While charter schools are well known now and have become popular with strategic philanthropists, they were not when the Fishers got involved.
And with governments cutting existing social service programs, most innovation is probably going to come from private donors.
“Government is a lot less flexible to testing out the new idea and documenting it,” Mr. Tierney said. “That’s why we talk about giving smart. It’s not enough for philanthropists to give away money. You need to build the initiative, particularly in a time of hardship.”
PITFALLS Doing that is not easy, and there are several major pitfalls with strategic philanthropy. The first is what the authors call “fuzzyheadness,” which they define as a big gap between what people want to achieve and what their money can accomplish. If there is any doubt, even the Gates Foundation, with $37 billion at its disposal, has had to pick and choose what to finance in its global health effort.
The second mistake some philanthropists make is not realizing that big, intractable problems have not been easily solved for a reason. Going it alone is probably not the best strategy. “Very little of substance is accomplished alone,” Mr. Tierney said. “This is tough with self-made people who are often quite independent.”
And then there is the risk of underinvesting in a problem. This happens when philanthropists try to keep the costs so low, they starve the organization of resources.
Ms. Slutsky said that problem pointed to the need for overlapping types of philanthropy. “If you have a painting and give it to a museum, that’s a great gift,” she said. “If you have someone who wants to pay to bring children to see it, that’s a great gift. But if you don’t have someone to pay the electricity bills, no one is going to see it.”
Avoiding these traps is not the only thing to contend with. Expectations also need to be managed. Joanna Jacobson, the former chief executive of Converse, helped found Strategic Grant Partners in 2002 with 15 wealthy Massachusetts families. The group, which focused on education and child welfare, has avoided the pitfalls on the “Give Smart” list. But in the process, she said she had lost some of her idealism.
“We all thought that government would cheer wildly, and say, ‘We’ll replace the things that don’t work with the things that do work,’ ” she said. But that did not happen. “I just believe that government should be transparent and require outcomes. Then some of the risk-taking work we do could be better utilized.”
This is where being realistic about what you want to accomplish is important. “The bigger the problem, the more reasons it hasn’t been solved,” Mr. Fleishman said. “You have to ask yourself, How will you go about doing it?”
OTHER OPTIONS Of course, philanthropists can give away their money as they want to. It is, after all, their money. And philanthropy is one area where learning on the job is fine.
Diane Feeney, a director at the French American Charitable Trust and daughter of Charles Feeney, the co-founder of Duty Free Shops, said she began giving away her family’s money in a completely nonstrategic fashion.
“We started out giving to our alma maters and the communities we were living in,” she said. “We had an endowment of $40 million, which was a lot for your local soup kitchen or your alma mater.”

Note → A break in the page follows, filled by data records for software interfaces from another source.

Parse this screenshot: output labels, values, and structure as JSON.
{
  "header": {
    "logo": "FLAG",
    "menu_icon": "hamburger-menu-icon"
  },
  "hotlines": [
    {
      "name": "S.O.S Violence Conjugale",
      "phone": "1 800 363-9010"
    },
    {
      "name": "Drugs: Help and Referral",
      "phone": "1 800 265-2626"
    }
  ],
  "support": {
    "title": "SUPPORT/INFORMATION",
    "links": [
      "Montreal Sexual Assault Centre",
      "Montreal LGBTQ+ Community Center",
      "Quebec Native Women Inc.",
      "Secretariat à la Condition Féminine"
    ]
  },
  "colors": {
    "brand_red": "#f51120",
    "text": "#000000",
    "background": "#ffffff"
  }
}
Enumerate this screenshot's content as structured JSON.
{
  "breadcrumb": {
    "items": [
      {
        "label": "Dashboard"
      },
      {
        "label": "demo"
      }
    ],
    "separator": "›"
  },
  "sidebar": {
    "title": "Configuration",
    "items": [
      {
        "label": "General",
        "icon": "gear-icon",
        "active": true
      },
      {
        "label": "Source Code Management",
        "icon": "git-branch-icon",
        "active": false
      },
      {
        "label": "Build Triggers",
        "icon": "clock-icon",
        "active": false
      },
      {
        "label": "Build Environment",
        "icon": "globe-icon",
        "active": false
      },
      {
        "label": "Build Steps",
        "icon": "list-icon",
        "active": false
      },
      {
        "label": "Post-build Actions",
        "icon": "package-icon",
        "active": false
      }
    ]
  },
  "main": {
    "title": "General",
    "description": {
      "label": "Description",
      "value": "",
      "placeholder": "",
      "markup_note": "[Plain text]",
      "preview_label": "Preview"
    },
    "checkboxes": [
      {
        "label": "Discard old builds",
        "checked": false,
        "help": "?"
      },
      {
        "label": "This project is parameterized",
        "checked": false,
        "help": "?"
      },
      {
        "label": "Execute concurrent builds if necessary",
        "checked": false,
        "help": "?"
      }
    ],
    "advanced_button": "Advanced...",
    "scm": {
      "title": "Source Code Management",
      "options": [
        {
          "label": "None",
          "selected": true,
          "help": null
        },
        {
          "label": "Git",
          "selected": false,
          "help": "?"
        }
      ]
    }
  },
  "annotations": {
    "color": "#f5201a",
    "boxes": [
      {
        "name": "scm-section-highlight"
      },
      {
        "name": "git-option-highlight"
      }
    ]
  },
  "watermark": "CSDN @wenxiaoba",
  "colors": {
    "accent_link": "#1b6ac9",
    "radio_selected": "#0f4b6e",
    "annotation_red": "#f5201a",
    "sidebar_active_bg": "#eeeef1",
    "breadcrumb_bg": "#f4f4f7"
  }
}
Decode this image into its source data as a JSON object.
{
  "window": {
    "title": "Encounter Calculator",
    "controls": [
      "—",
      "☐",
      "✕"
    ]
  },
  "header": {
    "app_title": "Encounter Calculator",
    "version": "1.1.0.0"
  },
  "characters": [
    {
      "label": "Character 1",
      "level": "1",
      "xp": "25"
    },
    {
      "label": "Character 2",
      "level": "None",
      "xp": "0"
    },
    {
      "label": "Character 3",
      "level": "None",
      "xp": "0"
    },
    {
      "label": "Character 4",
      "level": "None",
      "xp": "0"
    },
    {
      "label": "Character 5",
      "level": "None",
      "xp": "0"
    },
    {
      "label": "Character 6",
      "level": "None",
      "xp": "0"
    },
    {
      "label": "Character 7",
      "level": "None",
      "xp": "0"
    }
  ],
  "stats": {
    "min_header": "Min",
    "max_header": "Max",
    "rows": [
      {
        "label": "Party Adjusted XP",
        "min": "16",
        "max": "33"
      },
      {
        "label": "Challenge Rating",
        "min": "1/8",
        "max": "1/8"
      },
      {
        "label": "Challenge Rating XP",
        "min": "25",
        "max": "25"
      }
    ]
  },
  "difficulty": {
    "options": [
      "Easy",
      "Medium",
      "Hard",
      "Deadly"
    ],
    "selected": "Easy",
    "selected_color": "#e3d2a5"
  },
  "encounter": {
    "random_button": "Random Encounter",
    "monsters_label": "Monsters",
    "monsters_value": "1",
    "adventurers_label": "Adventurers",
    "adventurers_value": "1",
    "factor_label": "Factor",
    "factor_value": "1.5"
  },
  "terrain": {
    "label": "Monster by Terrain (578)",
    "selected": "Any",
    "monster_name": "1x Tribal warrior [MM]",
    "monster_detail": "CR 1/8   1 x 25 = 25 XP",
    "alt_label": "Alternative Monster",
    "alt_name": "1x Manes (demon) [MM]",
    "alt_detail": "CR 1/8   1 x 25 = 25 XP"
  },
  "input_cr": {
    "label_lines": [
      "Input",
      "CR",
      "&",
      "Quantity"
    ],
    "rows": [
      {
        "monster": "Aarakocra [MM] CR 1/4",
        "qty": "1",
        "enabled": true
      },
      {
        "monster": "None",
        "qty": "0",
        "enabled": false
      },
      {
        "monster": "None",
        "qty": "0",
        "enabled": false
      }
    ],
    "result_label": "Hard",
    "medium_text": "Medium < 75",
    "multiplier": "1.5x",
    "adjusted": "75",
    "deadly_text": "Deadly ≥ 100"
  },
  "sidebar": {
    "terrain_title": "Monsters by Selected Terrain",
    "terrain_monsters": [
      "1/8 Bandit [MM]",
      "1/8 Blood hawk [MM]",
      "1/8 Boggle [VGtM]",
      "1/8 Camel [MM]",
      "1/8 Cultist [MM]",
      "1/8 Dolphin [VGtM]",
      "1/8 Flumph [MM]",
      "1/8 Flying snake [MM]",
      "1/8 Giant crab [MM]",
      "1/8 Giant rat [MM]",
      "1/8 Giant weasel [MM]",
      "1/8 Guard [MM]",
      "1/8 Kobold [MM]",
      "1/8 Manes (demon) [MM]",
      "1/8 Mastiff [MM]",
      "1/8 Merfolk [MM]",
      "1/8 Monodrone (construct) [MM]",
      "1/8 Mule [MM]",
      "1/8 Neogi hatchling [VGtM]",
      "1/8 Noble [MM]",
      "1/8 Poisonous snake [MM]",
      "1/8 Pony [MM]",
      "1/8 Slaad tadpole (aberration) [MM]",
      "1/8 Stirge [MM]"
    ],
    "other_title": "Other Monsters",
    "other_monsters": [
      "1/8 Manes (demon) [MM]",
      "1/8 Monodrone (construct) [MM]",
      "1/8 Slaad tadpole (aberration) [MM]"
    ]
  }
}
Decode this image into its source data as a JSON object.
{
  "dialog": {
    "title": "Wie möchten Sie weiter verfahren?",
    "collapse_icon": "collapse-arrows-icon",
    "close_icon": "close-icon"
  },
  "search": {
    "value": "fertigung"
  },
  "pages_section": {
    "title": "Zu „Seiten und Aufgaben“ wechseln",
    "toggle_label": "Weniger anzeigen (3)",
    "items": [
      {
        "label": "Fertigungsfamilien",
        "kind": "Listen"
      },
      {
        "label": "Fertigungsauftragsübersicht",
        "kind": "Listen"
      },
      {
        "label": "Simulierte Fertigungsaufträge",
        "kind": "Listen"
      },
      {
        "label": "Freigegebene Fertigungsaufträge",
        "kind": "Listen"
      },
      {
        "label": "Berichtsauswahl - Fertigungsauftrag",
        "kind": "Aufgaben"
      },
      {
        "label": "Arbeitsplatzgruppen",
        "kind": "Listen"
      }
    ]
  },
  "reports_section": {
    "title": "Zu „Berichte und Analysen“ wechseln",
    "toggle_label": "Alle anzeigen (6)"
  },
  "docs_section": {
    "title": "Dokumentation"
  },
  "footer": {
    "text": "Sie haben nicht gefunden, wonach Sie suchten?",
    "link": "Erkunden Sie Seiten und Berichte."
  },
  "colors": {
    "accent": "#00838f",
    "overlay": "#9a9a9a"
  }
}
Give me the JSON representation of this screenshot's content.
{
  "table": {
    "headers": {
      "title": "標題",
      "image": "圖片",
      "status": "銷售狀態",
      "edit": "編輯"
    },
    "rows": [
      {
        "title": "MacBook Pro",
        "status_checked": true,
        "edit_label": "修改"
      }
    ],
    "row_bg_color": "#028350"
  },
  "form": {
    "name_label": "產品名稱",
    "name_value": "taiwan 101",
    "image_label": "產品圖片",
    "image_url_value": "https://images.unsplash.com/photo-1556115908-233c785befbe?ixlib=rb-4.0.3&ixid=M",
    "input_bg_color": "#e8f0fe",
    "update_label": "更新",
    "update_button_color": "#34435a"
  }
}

Then, she and her siblings and mother began thinking of how they could have a big impact in one specific area: helping develop leaders in impoverished communities. Over 18 years, this interest grew.
“We started realizing that the management of these community-led groups was not very strong,” she said. “We started a technical assistance program, and we offered them consultants to help them work on whatever was most needed.”
The foundation will close next year, but even in shutting it down, Ms. Feeney said she was committed to acting in a way that helped those who received her grants to find aid elsewhere. And she is free to do exactly that.
“Philanthropy is a voluntary use of money,” said Melissa Berman, president of Rockefeller Philanthropy Advisors. “That’s why we stress understanding your personal goals and motivations.”